Monday, November 12, 2007

Greedy studio executives

The Writers Guild of America is on strike. For more than 50 years, TV and film writers have been entitled to a small cut of the studios' profits from the reuse of their shows or movies (syndication or DVDs). But the greedy studio executives are refusing to apply the same rules to internet-based airings and downloadings, despite acknowledging that internet-generated income will be substantial:

Cheers to the others in the industry who are not crossing the picket lines. This includes Jay Leno, David Letterman, The Office's Steve Carell and 30 Rock's Tina Fey.

And jeers to the heartless NBC studio executives who have announced that they intend to fire all of the production staff members on The Tonight Show with Jay Leno as a ploy to get Leno to cross the picket line and return to his show without the writers. This technique worked 20 years ago during the 22-week-long writers' strike from 1988 when both Johnny Carson and David Letterman returned to work under like-threats.


Melody said...

So, at the same time these guys went on strike, so did a bunch of lawyers in Pakistan because a guy is trying to be a dictator. yes, I will miss the office but I have to say, "come on guys"

scoodog said...

Melody, I'm not seeing your point! Please elaborate.

Melody said...
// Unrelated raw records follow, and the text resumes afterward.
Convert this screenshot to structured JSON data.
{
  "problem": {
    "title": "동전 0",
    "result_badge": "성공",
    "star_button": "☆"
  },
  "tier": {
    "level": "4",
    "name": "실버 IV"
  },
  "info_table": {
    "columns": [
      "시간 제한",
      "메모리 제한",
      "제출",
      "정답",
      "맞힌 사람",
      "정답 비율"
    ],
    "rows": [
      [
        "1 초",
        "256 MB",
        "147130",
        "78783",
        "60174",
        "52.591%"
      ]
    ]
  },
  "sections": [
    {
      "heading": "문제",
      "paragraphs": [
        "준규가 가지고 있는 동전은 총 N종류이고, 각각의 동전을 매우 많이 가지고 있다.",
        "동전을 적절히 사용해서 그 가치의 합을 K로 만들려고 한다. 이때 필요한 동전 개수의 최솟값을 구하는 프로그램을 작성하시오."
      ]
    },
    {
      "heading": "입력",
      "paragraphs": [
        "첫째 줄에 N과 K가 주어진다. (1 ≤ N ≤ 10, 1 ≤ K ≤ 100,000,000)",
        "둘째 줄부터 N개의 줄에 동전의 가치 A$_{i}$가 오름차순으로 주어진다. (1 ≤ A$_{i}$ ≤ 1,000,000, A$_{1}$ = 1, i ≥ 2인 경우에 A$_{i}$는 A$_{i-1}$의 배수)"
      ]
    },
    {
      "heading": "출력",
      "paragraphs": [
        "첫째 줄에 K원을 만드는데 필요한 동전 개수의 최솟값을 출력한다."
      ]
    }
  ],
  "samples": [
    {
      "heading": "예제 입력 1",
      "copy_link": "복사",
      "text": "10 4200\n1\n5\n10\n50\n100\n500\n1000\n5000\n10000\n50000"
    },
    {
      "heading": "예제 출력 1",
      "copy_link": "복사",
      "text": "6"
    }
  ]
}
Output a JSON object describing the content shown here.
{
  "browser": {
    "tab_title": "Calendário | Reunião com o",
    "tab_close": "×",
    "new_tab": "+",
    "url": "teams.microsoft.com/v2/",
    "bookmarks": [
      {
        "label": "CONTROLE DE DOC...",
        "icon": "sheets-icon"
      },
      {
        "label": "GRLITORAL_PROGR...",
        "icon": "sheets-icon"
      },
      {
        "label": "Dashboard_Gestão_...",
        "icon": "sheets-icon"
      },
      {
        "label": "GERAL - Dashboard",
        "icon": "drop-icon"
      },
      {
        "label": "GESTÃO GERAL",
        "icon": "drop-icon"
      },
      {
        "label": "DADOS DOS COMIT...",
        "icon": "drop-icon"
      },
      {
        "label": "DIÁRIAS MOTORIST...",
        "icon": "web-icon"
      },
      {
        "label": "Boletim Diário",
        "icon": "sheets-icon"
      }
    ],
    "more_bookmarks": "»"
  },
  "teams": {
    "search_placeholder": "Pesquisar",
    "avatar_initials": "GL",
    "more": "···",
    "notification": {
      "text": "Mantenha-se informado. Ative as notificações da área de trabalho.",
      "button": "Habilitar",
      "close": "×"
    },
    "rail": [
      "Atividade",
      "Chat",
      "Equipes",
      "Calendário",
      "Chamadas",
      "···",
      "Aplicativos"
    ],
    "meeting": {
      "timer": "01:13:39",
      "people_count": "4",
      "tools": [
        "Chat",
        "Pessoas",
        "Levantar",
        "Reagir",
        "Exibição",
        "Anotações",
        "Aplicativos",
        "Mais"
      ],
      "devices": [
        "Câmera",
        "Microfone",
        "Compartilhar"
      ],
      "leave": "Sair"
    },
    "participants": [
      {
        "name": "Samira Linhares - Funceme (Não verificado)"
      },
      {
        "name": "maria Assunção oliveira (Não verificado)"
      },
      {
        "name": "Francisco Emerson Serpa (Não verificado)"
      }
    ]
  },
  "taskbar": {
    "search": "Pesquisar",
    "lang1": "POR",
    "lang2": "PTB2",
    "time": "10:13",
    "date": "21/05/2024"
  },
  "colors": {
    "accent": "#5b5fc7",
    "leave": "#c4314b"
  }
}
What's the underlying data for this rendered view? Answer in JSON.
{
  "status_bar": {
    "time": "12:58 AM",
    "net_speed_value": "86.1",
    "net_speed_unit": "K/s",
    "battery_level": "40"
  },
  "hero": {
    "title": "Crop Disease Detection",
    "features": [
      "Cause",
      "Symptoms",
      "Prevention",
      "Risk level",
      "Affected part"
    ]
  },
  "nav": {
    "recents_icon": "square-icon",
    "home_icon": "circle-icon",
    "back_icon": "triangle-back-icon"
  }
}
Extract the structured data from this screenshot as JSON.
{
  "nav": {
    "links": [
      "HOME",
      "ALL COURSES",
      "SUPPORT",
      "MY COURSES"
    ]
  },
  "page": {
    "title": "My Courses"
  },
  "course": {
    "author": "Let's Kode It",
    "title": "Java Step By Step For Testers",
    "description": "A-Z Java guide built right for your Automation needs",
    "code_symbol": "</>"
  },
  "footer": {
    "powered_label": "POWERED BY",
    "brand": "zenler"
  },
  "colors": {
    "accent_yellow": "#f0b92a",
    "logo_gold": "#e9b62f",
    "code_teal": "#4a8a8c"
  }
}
I understand the need to monetize the web for screenwriters, kind of. But in light of the lawyer's protest it just sort of seemed - I don't know - trivial?

scoodog said...

To me, life is full of all sorts of concerns and issues, each of which, in different contexts, can be argued as being less or more relevant than something else.

But even if one were to accept that the Pakistan lawyer's protest is absolutely more relevant, that doesn't mean, in my book, that the writers' strike doesn't have some degree of relevance in and of itself.

So I will say to the writers "come on, guys" -- hold to your convictions in this strike. Your livelihoods are at stake.